----- Supplied material

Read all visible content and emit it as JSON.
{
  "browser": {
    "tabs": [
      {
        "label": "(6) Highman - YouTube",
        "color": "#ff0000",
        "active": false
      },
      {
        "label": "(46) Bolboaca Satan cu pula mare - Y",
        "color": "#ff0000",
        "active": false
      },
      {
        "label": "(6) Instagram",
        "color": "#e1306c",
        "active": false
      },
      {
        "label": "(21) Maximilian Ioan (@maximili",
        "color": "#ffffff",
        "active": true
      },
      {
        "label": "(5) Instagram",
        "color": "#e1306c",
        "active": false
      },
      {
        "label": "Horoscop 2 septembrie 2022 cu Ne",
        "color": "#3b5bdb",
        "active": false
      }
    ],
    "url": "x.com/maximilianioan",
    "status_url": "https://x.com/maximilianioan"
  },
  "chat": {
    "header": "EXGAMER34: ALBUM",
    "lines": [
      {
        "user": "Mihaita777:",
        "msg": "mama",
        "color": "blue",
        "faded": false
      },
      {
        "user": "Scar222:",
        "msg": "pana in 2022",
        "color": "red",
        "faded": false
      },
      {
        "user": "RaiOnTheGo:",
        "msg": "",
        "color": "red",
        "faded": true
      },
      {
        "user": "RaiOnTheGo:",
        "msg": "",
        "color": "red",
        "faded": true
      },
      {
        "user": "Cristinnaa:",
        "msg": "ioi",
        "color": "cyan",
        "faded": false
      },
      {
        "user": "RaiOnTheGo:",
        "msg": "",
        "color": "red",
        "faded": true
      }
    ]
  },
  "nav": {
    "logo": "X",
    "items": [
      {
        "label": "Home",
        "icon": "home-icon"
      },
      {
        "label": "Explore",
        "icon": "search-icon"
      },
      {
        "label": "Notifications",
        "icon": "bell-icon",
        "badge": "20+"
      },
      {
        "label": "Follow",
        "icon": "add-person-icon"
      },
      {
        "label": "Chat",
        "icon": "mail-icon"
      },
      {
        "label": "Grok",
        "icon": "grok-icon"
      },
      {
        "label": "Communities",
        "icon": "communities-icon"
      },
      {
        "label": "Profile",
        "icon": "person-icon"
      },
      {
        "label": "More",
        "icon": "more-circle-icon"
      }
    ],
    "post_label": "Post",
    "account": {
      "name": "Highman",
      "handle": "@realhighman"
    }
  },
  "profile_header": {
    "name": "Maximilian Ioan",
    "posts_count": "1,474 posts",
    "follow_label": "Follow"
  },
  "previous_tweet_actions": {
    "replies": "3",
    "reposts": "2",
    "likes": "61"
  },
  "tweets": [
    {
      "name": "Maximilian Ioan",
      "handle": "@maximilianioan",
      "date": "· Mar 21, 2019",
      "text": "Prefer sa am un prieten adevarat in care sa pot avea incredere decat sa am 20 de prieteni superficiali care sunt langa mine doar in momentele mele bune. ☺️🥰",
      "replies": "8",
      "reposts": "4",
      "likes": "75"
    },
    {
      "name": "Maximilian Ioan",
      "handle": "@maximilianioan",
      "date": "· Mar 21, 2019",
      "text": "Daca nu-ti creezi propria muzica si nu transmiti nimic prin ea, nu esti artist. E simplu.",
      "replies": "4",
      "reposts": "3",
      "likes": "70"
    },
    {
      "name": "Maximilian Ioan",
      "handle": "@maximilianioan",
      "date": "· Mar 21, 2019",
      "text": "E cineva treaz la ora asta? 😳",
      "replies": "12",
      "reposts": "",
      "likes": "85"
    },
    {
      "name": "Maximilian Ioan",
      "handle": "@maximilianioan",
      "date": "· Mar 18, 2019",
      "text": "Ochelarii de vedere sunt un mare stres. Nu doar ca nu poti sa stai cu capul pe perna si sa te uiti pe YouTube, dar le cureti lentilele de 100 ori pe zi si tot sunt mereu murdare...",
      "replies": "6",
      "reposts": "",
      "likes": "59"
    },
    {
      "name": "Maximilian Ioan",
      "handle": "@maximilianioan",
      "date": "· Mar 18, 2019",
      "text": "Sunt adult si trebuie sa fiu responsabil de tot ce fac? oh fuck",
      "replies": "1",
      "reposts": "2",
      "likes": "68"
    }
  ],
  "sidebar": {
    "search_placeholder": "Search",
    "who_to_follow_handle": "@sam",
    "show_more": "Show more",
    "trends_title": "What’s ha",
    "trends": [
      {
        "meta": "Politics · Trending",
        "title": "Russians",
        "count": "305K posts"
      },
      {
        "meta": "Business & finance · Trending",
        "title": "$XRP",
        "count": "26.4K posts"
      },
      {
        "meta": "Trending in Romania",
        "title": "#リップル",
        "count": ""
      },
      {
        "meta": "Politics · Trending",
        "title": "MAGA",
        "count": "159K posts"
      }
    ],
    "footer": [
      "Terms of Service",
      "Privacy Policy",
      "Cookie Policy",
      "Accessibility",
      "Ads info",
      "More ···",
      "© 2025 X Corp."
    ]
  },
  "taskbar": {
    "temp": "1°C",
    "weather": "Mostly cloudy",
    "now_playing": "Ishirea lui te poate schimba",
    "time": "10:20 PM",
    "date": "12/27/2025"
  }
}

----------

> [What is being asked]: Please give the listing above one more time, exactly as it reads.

> [Solution below]:
Read all visible content and emit it as JSON.
{
  "browser": {
    "tabs": [
      {
        "label": "(6) Highman - YouTube",
        "color": "#ff0000",
        "active": false
      },
      {
        "label": "(46) Bolboaca Satan cu pula mare - Y",
        "color": "#ff0000",
        "active": false
      },
      {
        "label": "(6) Instagram",
        "color": "#e1306c",
        "active": false
      },
      {
        "label": "(21) Maximilian Ioan (@maximili",
        "color": "#ffffff",
        "active": true
      },
      {
        "label": "(5) Instagram",
        "color": "#e1306c",
        "active": false
      },
      {
        "label": "Horoscop 2 septembrie 2022 cu Ne",
        "color": "#3b5bdb",
        "active": false
      }
    ],
    "url": "x.com/maximilianioan",
    "status_url": "https://x.com/maximilianioan"
  },
  "chat": {
    "header": "EXGAMER34: ALBUM",
    "lines": [
      {
        "user": "Mihaita777:",
        "msg": "mama",
        "color": "blue",
        "faded": false
      },
      {
        "user": "Scar222:",
        "msg": "pana in 2022",
        "color": "red",
        "faded": false
      },
      {
        "user": "RaiOnTheGo:",
        "msg": "",
        "color": "red",
        "faded": true
      },
      {
        "user": "RaiOnTheGo:",
        "msg": "",
        "color": "red",
        "faded": true
      },
      {
        "user": "Cristinnaa:",
        "msg": "ioi",
        "color": "cyan",
        "faded": false
      },
      {
        "user": "RaiOnTheGo:",
        "msg": "",
        "color": "red",
        "faded": true
      }
    ]
  },
  "nav": {
    "logo": "X",
    "items": [
      {
        "label": "Home",
        "icon": "home-icon"
      },
      {
        "label": "Explore",
        "icon": "search-icon"
      },
      {
        "label": "Notifications",
        "icon": "bell-icon",
        "badge": "20+"
      },
      {
        "label": "Follow",
        "icon": "add-person-icon"
      },
      {
        "label": "Chat",
        "icon": "mail-icon"
      },
      {
        "label": "Grok",
        "icon": "grok-icon"
      },
      {
        "label": "Communities",
        "icon": "communities-icon"
      },
      {
        "label": "Profile",
        "icon": "person-icon"
      },
      {
        "label": "More",
        "icon": "more-circle-icon"
      }
    ],
    "post_label": "Post",
    "account": {
      "name": "Highman",
      "handle": "@realhighman"
    }
  },
  "profile_header": {
    "name": "Maximilian Ioan",
    "posts_count": "1,474 posts",
    "follow_label": "Follow"
  },
  "previous_tweet_actions": {
    "replies": "3",
    "reposts": "2",
    "likes": "61"
  },
  "tweets": [
    {
      "name": "Maximilian Ioan",
      "handle": "@maximilianioan",
      "date": "· Mar 21, 2019",
      "text": "Prefer sa am un prieten adevarat in care sa pot avea incredere decat sa am 20 de prieteni superficiali care sunt langa mine doar in momentele mele bune. ☺️🥰",
      "replies": "8",
      "reposts": "4",
      "likes": "75"
    },
    {
      "name": "Maximilian Ioan",
      "handle": "@maximilianioan",
      "date": "· Mar 21, 2019",
      "text": "Daca nu-ti creezi propria muzica si nu transmiti nimic prin ea, nu esti artist. E simplu.",
      "replies": "4",
      "reposts": "3",
      "likes": "70"
    },
    {
      "name": "Maximilian Ioan",
      "handle": "@maximilianioan",
      "date": "· Mar 21, 2019",
      "text": "E cineva treaz la ora asta? 😳",
      "replies": "12",
      "reposts": "",
      "likes": "85"
    },
    {
      "name": "Maximilian Ioan",
      "handle": "@maximilianioan",
      "date": "· Mar 18, 2019",
      "text": "Ochelarii de vedere sunt un mare stres. Nu doar ca nu poti sa stai cu capul pe perna si sa te uiti pe YouTube, dar le cureti lentilele de 100 ori pe zi si tot sunt mereu murdare...",
      "replies": "6",
      "reposts": "",
      "likes": "59"
    },
    {
      "name": "Maximilian Ioan",
      "handle": "@maximilianioan",
      "date": "· Mar 18, 2019",
      "text": "Sunt adult si trebuie sa fiu responsabil de tot ce fac? oh fuck",
      "replies": "1",
      "reposts": "2",
      "likes": "68"
    }
  ],
  "sidebar": {
    "search_placeholder": "Search",
    "who_to_follow_handle": "@sam",
    "show_more": "Show more",
    "trends_title": "What’s ha",
    "trends": [
      {
        "meta": "Politics · Trending",
        "title": "Russians",
        "count": "305K posts"
      },
      {
        "meta": "Business & finance · Trending",
        "title": "$XRP",
        "count": "26.4K posts"
      },
      {
        "meta": "Trending in Romania",
        "title": "#リップル",
        "count": ""
      },
      {
        "meta": "Politics · Trending",
        "title": "MAGA",
        "count": "159K posts"
      }
    ],
    "footer": [
      "Terms of Service",
      "Privacy Policy",
      "Cookie Policy",
      "Accessibility",
      "Ads info",
      "More ···",
      "© 2025 X Corp."
    ]
  },
  "taskbar": {
    "temp": "1°C",
    "weather": "Mostly cloudy",
    "now_playing": "Ishirea lui te poate schimba",
    "time": "10:20 PM",
    "date": "12/27/2025"
  }
}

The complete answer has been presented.